When it comes to tow vehicles, compromise is the name of the game. What works perfectly in one situation can hold you back in others, the only real non-negotiable is how it actually tows. On that front, the 200 Series LandCruiser is an absolute beast. It’s basically the most powerful 4WD you can buy before stepping up into the Yank tanks and it shows – both on and offroad. Acceleration is effortless with or without a trailer, in many circumstances the only way to tell you’re towing is by an increased induction noise emanating from the snorkel head. While it does drive like a diesel still, throttle response isn’t too bad making for an entertaining drive through winding mountain passes. In one stage of our loop, slower tow vehicles had to pull over to let faster traffic through, while we were able to stick with the pack without too much effort.
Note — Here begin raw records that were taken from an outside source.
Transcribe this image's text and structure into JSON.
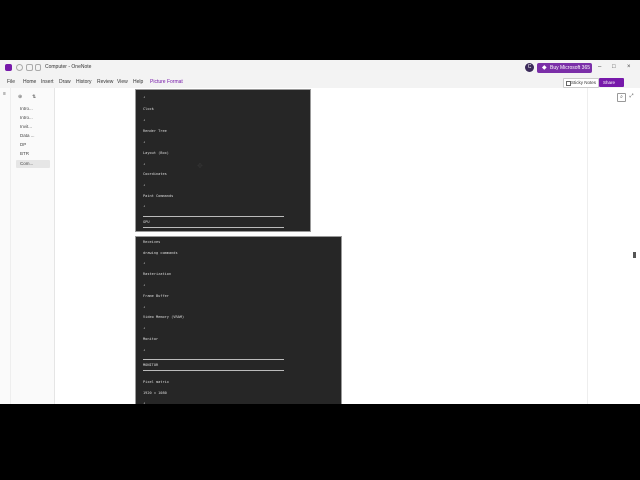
{
  "window": {
    "title": "Computer - OneNote",
    "avatar_initial": "C",
    "buy_label": "Buy Microsoft 365",
    "buy_icon": "diamond-icon",
    "controls": [
      "–",
      "□",
      "×"
    ]
  },
  "menu": {
    "tabs": [
      {
        "label": "File"
      },
      {
        "label": "Home"
      },
      {
        "label": "Insert"
      },
      {
        "label": "Draw"
      },
      {
        "label": "History"
      },
      {
        "label": "Review"
      },
      {
        "label": "View"
      },
      {
        "label": "Help"
      },
      {
        "label": "Picture Format"
      }
    ],
    "sticky_label": "Sticky Notes",
    "share_label": "Share"
  },
  "pages": [
    "Intro...",
    "Intro...",
    "Invit...",
    "Data ...",
    "DP",
    "BTR",
    "Com..."
  ],
  "selected_page": 6,
  "image1": {
    "lines": [
      "↓",
      "Clock",
      "↓",
      "Render Tree",
      "↓",
      "Layout (Box)",
      "↓",
      "Coordinates",
      "↓",
      "Paint Commands",
      "↓",
      "GPU"
    ]
  },
  "image2": {
    "lines": [
      "Receives",
      "drawing commands",
      "↓",
      "Rasterization",
      "↓",
      "Frame Buffer",
      "↓",
      "Video Memory (VRAM)",
      "↓",
      "Monitor",
      "↓",
      "MONITOR",
      "Pixel matrix",
      "1920 × 1080",
      "↓"
    ]
  },
  "colors": {
    "accent": "#7719aa",
    "buy": "#7b2fa8",
    "image_bg": "#262626"
  }
}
Offroad, the sheer weight of the 200 had the trailer always falling into line, never even coming close to manhandling the tow-rig around despite taking on some steep and off-camber tracks I’d rather not tell Toyota we drove. The huge brakes meant even if the trailer suffered complete brake failure, the Cruiser could easily pull it to a stop, and with the towball’s 350kg rating camper selection isn’t exactly limited. Putting it bluntly, the 200 just didn’t seem to notice or care the camper was there.
THE WRAP UP
Toyota’s LandCruiser has been the go-to 4WD for serious offroad work for the better part of a century now. The earlier models were capable because of their simplicity, whereas the 200 is at the opposite end of the spectrum. It’s still every bit as capable offroad, thanks to a lot of smart technology and does it in a way that doesn’t compromise its on-road performance. It’s the kind of rig you can load up with camping gear, hitch a 1.5t camper on the back of and drive from Melbourne to the Old Tele’ Track without a care in the world.
It does have its drawbacks in terms of its sheer bulk and lack of tech that should be standard at this price point, but if you had the keys to a 200 Series LandCruiser and the trailer of your choice on the back, you’d be hard pressed to ever wipe the smile off your face.
HITS AND MISSES
- Pulls like a freight train
- Huge interior
- Comfortable ride
- Reasonable fuel consumption
- Not exactly nimble
- Basic for the price
- Limited payload
- Lacking on the tech front
Check out the full review in issue #109 of Camper Trailer Australia magazine. Subscribe today for all the latest camper trailer news, reviews and travel inspiration.